install proxmox

Jun 23, 2022

install proxmox

June 23, 2022

My primary server is an Unraid box running as my NAS and several services in Docker. I still have old server hardware. You can see the current hardware stack here.

In the last couple of months, I reconstructed the old hardware and attached a bunch of very old hard drives to use as more of a home lab and called it nebula. The goal was to learn/experiment with some of the technologies I have been exposed to through Perfect Media Server like ZFS, mergerfs, snapraid and rolling my own docker compose. I reflexively installed ubuntu as the base os, created a RAIDZ pool and an array of disks in snapraid with no issues.

Never able to leave good enough alone, I decided I wanted to nuke and pave with a proxmox install. I’ve got a lot of experience with ubuntu specific server installs and wanted to do something different and have the option of running services in vms. This would also give me experience with LXC containers. My goal in this install swap was to keep the snapraid array and ZFS pools consistent and just migrate them to the new os.

I started by copying the data on the host ssd to my local tower. I used rsync to copy the docker data and configs. The first attempt there were permission errors. A quick google reminded me you can run rsync as sudo. No the most secure option but it worked just fine for this one time transfer. The next issue was the photoprism docker container’s cache was 12GB. I know this can be recreated and didn’t care to spend the time transferring all 12GB. I added the cache as an exclude. I landed on this command:

rsync -av -e ssh --rsync-path="sudo rsync" --exclude='photoprism/storage/cache' nebula:/home/gavin/docker/ docker/

Once that was done, I copied the .ssh dir, the fstab, the /etc/snapraid.conf config file and exported the ZFS pool with zpool export tank.
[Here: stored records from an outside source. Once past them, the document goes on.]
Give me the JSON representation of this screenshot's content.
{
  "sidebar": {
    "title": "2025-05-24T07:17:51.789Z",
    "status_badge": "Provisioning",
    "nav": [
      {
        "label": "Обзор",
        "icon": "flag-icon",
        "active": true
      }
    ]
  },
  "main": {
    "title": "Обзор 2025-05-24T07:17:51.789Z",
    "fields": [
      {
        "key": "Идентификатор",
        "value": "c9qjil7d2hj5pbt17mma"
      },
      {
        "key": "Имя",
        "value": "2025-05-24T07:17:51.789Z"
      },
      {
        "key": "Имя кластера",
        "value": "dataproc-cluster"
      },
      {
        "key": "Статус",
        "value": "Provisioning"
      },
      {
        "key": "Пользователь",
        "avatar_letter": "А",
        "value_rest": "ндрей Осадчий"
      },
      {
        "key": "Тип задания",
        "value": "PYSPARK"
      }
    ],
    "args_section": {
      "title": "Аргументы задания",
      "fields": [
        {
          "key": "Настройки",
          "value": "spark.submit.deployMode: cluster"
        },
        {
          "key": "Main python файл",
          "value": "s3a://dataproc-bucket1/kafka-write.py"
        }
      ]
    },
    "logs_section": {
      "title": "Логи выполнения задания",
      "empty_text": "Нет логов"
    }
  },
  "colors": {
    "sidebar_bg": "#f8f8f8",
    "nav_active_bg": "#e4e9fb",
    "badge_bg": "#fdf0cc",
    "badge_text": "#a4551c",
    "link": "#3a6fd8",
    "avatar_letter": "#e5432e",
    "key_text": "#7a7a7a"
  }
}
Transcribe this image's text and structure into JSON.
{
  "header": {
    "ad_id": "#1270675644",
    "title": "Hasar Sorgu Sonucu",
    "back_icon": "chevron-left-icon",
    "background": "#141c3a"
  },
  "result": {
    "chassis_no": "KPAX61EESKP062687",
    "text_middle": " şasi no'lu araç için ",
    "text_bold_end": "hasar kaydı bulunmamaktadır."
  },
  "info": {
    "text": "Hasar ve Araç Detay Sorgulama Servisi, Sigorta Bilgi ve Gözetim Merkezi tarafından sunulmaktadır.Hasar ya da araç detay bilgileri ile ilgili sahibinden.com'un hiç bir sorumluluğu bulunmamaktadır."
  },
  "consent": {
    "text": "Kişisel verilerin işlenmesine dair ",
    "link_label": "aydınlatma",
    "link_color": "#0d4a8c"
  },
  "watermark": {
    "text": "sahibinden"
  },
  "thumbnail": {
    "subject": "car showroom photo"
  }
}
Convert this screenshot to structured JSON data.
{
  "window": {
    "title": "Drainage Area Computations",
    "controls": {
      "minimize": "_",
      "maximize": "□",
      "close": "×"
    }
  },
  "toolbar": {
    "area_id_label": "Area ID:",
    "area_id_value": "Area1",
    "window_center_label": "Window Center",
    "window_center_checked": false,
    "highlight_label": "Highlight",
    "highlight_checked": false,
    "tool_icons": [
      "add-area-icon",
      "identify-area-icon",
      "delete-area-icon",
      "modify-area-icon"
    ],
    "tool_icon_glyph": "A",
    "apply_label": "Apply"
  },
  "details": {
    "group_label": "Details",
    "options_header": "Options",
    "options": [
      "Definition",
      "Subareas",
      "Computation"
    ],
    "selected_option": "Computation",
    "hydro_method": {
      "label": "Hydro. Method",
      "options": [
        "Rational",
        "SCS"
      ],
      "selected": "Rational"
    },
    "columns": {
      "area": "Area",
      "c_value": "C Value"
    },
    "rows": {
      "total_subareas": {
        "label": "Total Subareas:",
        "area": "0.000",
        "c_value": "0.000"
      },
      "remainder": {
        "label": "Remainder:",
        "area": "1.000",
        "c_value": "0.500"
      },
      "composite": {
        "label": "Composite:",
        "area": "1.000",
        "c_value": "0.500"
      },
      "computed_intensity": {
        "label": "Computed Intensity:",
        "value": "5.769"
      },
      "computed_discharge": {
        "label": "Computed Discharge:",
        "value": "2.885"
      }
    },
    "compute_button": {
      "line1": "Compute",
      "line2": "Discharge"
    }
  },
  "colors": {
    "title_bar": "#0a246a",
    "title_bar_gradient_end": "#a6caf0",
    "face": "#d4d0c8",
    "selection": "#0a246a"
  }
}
With that done, I had everything needed to recreate the data storage array on the new host os.

Another minor objective of mine has been to manage this home lab entirely headlessly. I swapped the original lenovo motherboard with a supermicro X9 with IPMI support to give me remote management (and PCIe) options. It was fairly simple to log into the IMPI interface from my desktop machine, load the KVM, attach an iso from my unraid nfs share and power on the machine without requiring physical access to the hardware.

The install was very easy. I didn’t do much more than accept the defaults and choose the correct networking device. To my surprise, the exported ZFS pool was automatically detected, imported and mounted without any interaction from me. Getting snapraid and mergerfs installed were simple apt install commands from the command line. I then created the requisite mount points and updated the proxmox fstab and a simple mount -a had the snapraid devices mounted. snapraid sync was successful and it was back in business. One more edit to the fstab to add the mergerfs fuse and the data array was completely restored.

No other services were added, but I have a functioning proxmox box. I do need to research proxmox user best practices, LXC vs Docker and restic enpoint integration (replicating what i had on the ubuntu system). Should be fun. Eventually this box could go live at another physical location as a remote backup endpoint, but thats for another day.